## EXERCISE DIRECTIONS
Without changing anything, set down every line shown below.

## EXTRACTED RECORDS

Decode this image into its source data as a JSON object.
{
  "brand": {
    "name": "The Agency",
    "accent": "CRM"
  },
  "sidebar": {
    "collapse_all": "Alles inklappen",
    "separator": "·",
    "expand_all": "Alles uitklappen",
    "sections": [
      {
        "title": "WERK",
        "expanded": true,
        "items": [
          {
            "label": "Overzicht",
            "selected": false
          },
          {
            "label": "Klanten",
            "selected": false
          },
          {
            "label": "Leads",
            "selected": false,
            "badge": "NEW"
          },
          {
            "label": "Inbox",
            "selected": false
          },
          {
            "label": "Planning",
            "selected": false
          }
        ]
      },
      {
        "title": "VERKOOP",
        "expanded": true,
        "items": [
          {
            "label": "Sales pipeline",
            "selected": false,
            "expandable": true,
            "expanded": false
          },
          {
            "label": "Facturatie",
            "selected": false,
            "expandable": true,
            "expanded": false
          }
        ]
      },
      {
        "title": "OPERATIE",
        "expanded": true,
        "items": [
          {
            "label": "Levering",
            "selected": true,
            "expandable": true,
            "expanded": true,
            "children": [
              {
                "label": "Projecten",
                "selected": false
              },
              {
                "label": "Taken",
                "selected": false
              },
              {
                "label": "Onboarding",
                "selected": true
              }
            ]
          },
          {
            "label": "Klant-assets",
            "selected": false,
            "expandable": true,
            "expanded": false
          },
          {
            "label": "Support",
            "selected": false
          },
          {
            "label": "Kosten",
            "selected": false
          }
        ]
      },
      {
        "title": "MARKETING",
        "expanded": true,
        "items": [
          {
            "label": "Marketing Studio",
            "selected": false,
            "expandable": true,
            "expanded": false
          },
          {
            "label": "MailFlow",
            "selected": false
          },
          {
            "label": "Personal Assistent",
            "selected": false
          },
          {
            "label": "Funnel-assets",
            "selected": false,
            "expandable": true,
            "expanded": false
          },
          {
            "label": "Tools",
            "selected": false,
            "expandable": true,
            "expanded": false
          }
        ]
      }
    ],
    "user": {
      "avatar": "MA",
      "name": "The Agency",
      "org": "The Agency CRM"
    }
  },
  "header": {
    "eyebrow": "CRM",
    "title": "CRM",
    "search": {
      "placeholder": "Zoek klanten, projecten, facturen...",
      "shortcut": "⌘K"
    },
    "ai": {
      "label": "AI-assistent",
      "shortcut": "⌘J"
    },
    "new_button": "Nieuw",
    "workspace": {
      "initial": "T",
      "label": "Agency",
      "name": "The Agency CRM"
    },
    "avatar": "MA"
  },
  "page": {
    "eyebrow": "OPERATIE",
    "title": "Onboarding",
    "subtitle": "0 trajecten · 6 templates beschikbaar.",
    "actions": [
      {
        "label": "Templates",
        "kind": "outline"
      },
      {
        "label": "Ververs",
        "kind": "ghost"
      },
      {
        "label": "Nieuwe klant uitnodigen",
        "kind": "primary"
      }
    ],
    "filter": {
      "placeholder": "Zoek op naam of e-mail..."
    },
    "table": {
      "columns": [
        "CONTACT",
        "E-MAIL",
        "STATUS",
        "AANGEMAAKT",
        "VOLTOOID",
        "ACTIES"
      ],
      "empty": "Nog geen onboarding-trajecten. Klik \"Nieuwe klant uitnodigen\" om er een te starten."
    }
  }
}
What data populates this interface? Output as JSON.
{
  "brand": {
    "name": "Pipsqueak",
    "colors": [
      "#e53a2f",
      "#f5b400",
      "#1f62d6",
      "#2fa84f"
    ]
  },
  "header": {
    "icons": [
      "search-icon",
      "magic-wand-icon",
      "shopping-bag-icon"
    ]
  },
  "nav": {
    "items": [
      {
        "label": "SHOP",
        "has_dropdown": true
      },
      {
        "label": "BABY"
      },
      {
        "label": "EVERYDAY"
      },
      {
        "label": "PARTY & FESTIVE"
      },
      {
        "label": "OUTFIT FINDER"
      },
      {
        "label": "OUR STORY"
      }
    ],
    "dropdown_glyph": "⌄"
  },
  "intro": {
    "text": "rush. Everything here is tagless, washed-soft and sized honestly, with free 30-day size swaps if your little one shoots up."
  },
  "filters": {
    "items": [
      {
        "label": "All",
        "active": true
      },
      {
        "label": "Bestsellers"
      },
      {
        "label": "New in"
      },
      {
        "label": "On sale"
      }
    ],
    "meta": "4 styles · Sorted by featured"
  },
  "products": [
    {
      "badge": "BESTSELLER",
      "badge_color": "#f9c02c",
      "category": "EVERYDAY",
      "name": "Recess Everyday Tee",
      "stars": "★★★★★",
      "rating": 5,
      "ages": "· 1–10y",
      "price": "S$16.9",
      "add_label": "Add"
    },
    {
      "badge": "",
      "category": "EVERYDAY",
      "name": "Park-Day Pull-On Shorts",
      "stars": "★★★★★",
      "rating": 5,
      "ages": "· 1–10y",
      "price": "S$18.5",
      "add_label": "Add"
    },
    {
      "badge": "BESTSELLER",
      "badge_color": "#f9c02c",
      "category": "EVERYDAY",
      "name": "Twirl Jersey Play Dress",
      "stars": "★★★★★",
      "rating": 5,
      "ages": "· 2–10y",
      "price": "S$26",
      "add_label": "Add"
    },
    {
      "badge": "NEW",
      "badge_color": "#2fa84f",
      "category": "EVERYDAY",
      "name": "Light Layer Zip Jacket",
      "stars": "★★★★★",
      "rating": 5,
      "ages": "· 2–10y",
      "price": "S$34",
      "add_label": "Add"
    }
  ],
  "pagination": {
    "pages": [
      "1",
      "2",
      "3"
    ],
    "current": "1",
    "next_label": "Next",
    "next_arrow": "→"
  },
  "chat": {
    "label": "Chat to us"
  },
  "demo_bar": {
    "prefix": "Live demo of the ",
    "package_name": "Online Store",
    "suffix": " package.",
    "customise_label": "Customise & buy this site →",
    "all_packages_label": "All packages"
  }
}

## RESPONSE
Decode this image into its source data as a JSON object.
{
  "brand": {
    "name": "The Agency",
    "accent": "CRM"
  },
  "sidebar": {
    "collapse_all": "Alles inklappen",
    "separator": "·",
    "expand_all": "Alles uitklappen",
    "sections": [
      {
        "title": "WERK",
        "expanded": true,
        "items": [
          {
            "label": "Overzicht",
            "selected": false
          },
          {
            "label": "Klanten",
            "selected": false
          },
          {
            "label": "Leads",
            "selected": false,
            "badge": "NEW"
          },
          {
            "label": "Inbox",
            "selected": false
          },
          {
            "label": "Planning",
            "selected": false
          }
        ]
      },
      {
        "title": "VERKOOP",
        "expanded": true,
        "items": [
          {
            "label": "Sales pipeline",
            "selected": false,
            "expandable": true,
            "expanded": false
          },
          {
            "label": "Facturatie",
            "selected": false,
            "expandable": true,
            "expanded": false
          }
        ]
      },
      {
        "title": "OPERATIE",
        "expanded": true,
        "items": [
          {
            "label": "Levering",
            "selected": true,
            "expandable": true,
            "expanded": true,
            "children": [
              {
                "label": "Projecten",
                "selected": false
              },
              {
                "label": "Taken",
                "selected": false
              },
              {
                "label": "Onboarding",
                "selected": true
              }
            ]
          },
          {
            "label": "Klant-assets",
            "selected": false,
            "expandable": true,
            "expanded": false
          },
          {
            "label": "Support",
            "selected": false
          },
          {
            "label": "Kosten",
            "selected": false
          }
        ]
      },
      {
        "title": "MARKETING",
        "expanded": true,
        "items": [
          {
            "label": "Marketing Studio",
            "selected": false,
            "expandable": true,
            "expanded": false
          },
          {
            "label": "MailFlow",
            "selected": false
          },
          {
            "label": "Personal Assistent",
            "selected": false
          },
          {
            "label": "Funnel-assets",
            "selected": false,
            "expandable": true,
            "expanded": false
          },
          {
            "label": "Tools",
            "selected": false,
            "expandable": true,
            "expanded": false
          }
        ]
      }
    ],
    "user": {
      "avatar": "MA",
      "name": "The Agency",
      "org": "The Agency CRM"
    }
  },
  "header": {
    "eyebrow": "CRM",
    "title": "CRM",
    "search": {
      "placeholder": "Zoek klanten, projecten, facturen...",
      "shortcut": "⌘K"
    },
    "ai": {
      "label": "AI-assistent",
      "shortcut": "⌘J"
    },
    "new_button": "Nieuw",
    "workspace": {
      "initial": "T",
      "label": "Agency",
      "name": "The Agency CRM"
    },
    "avatar": "MA"
  },
  "page": {
    "eyebrow": "OPERATIE",
    "title": "Onboarding",
    "subtitle": "0 trajecten · 6 templates beschikbaar.",
    "actions": [
      {
        "label": "Templates",
        "kind": "outline"
      },
      {
        "label": "Ververs",
        "kind": "ghost"
      },
      {
        "label": "Nieuwe klant uitnodigen",
        "kind": "primary"
      }
    ],
    "filter": {
      "placeholder": "Zoek op naam of e-mail..."
    },
    "table": {
      "columns": [
        "CONTACT",
        "E-MAIL",
        "STATUS",
        "AANGEMAAKT",
        "VOLTOOID",
        "ACTIES"
      ],
      "empty": "Nog geen onboarding-trajecten. Klik \"Nieuwe klant uitnodigen\" om er een te starten."
    }
  }
}
What data populates this interface? Output as JSON.
{
  "brand": {
    "name": "Pipsqueak",
    "colors": [
      "#e53a2f",
      "#f5b400",
      "#1f62d6",
      "#2fa84f"
    ]
  },
  "header": {
    "icons": [
      "search-icon",
      "magic-wand-icon",
      "shopping-bag-icon"
    ]
  },
  "nav": {
    "items": [
      {
        "label": "SHOP",
        "has_dropdown": true
      },
      {
        "label": "BABY"
      },
      {
        "label": "EVERYDAY"
      },
      {
        "label": "PARTY & FESTIVE"
      },
      {
        "label": "OUTFIT FINDER"
      },
      {
        "label": "OUR STORY"
      }
    ],
    "dropdown_glyph": "⌄"
  },
  "intro": {
    "text": "rush. Everything here is tagless, washed-soft and sized honestly, with free 30-day size swaps if your little one shoots up."
  },
  "filters": {
    "items": [
      {
        "label": "All",
        "active": true
      },
      {
        "label": "Bestsellers"
      },
      {
        "label": "New in"
      },
      {
        "label": "On sale"
      }
    ],
    "meta": "4 styles · Sorted by featured"
  },
  "products": [
    {
      "badge": "BESTSELLER",
      "badge_color": "#f9c02c",
      "category": "EVERYDAY",
      "name": "Recess Everyday Tee",
      "stars": "★★★★★",
      "rating": 5,
      "ages": "· 1–10y",
      "price": "S$16.9",
      "add_label": "Add"
    },
    {
      "badge": "",
      "category": "EVERYDAY",
      "name": "Park-Day Pull-On Shorts",
      "stars": "★★★★★",
      "rating": 5,
      "ages": "· 1–10y",
      "price": "S$18.5",
      "add_label": "Add"
    },
    {
      "badge": "BESTSELLER",
      "badge_color": "#f9c02c",
      "category": "EVERYDAY",
      "name": "Twirl Jersey Play Dress",
      "stars": "★★★★★",
      "rating": 5,
      "ages": "· 2–10y",
      "price": "S$26",
      "add_label": "Add"
    },
    {
      "badge": "NEW",
      "badge_color": "#2fa84f",
      "category": "EVERYDAY",
      "name": "Light Layer Zip Jacket",
      "stars": "★★★★★",
      "rating": 5,
      "ages": "· 2–10y",
      "price": "S$34",
      "add_label": "Add"
    }
  ],
  "pagination": {
    "pages": [
      "1",
      "2",
      "3"
    ],
    "current": "1",
    "next_label": "Next",
    "next_arrow": "→"
  },
  "chat": {
    "label": "Chat to us"
  },
  "demo_bar": {
    "prefix": "Live demo of the ",
    "package_name": "Online Store",
    "suffix": " package.",
    "customise_label": "Customise & buy this site →",
    "all_packages_label": "All packages"
  }
}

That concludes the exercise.